I wrote on opening night how much I loved the booths that some of the galleries had constructed — such as the wooden cabin at Big Sur and the cozy living room at Mite — so I was delighted to hear on Friday that Mite had won the prize for best gallery at Barrio Joven. Four cash prizes were handed out Friday night including two prizes for best gallery, which went to Bounjour Galería and Mite.
Chatting in Mite’s living-room booth with its owner, Nicolás Barraza, I asked him how he felt about it all. Tired, but very happy, he told me that he certainly wasn’t expecting to win the prize. It was only when collector Alejandro Konikoff, who would be handing out the prizes on Friday, came to personally invite him to the announcement that Barraza knew something was up. Returning with an envelope full of cash — 5000 pesos to be exact — was just the cherry on the top of a project that had already been met with great success. The money, he told me, was almost enough to cover Mite’s costs for participating in arteBA.
On top of selling a significant number of works at their stand, Mite recently sold the popular Santis painting I mentioned above to well-known Argentine art collector Aníbal Jozami. I couldn’t help but notice that Barraza is not your typical gallerist — not only does he not look like one, but he doesn’t really act like one either.
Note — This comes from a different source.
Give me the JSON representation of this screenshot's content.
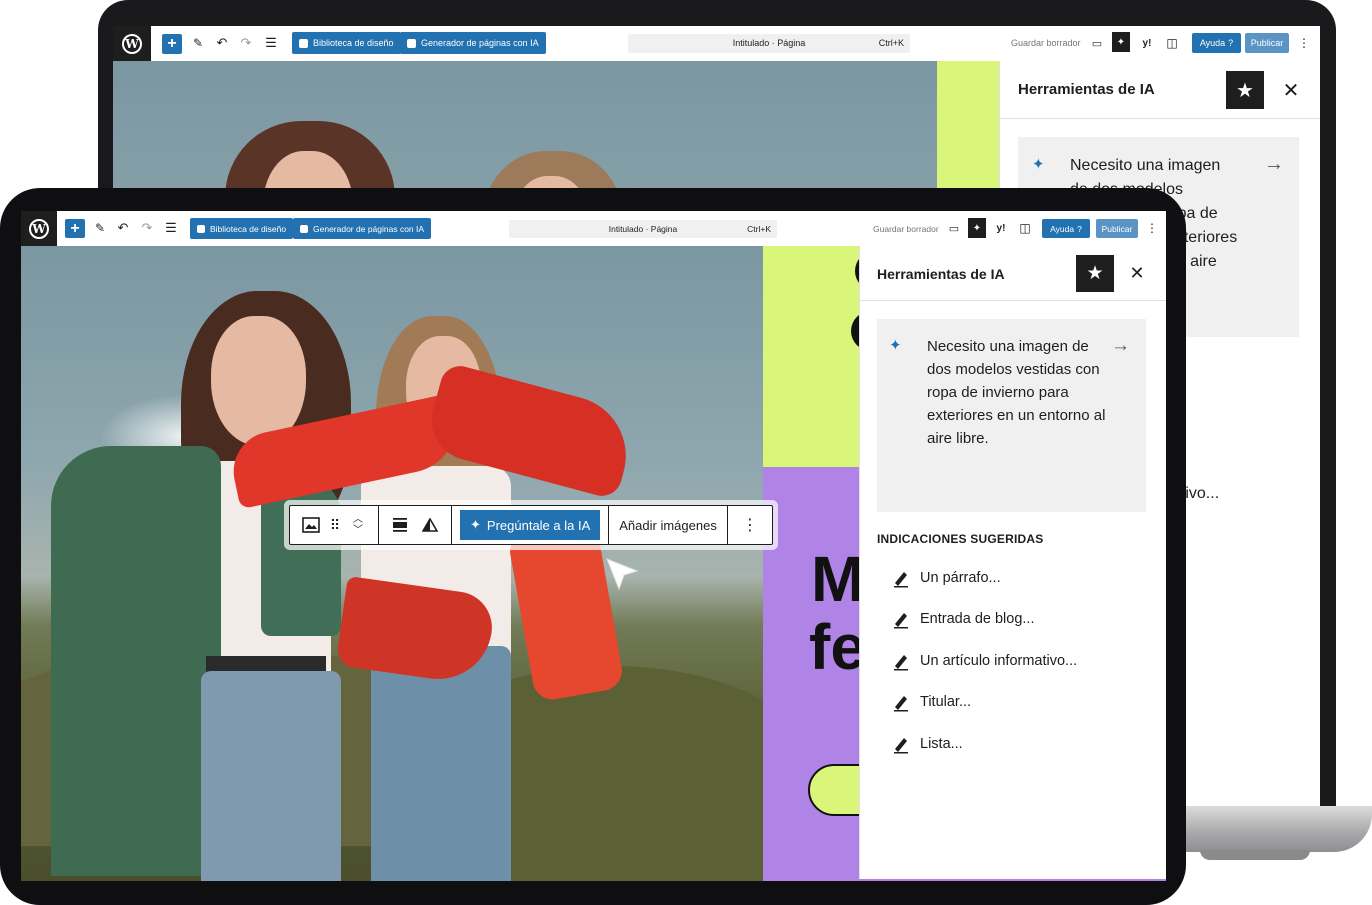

Humble and happy to hang out with his artist friends and DJ parties at the Mite space in Patio Liceo, Barraza manages to avoid being stuffy and still have a good relationship with important art collectors. Before I left the stand, he encouraged me to go check out Bonjour’s project, which took home the other best gallery prize. That’s the kind of buena onda that exists between the projects at Barrio Joven.
At Bounjour I spoke with owner Mara Caffarone who was equally excited about her gallery’s big win, given it was Bonjour’s first time participating at the fair. Not only did the gallery win, but so did one of their artists — Nicolás Novali — who took home the first prize of ARS $15,000 for his 2009 project, Cráneo Sonriente (Smiling skull). Second prize went to Jazmin Berakha. Novali’s action installation is very cool — a giant outline of a skull concocted out of used holiday sparklers. Beside it you can watch the video of the sparklers being lit and burning the outline of the image.
During my past four days at arteBA, I have found myself returning again and again to Barrio Joven. I’m not sure if it’s because of all the couches where you can rest your weary feet; but I know it’s not because of the stained glass house erected by Chandon — an unfortunate eyesore in my opinion. I’m pretty sure it’s because I love looking at the work of artists who haven’t been “discovered” yet, before the work and the artists themselves become tarnished by the big commercial scene. I asked Barraza if he could ever see Mite outside of Barrio Joven — on the “other” side of arteBA — and with a smile he simply said, “No…I’d rather start my own art fair.”
I suppose that’s why I like emerging art so much — it looks to the future.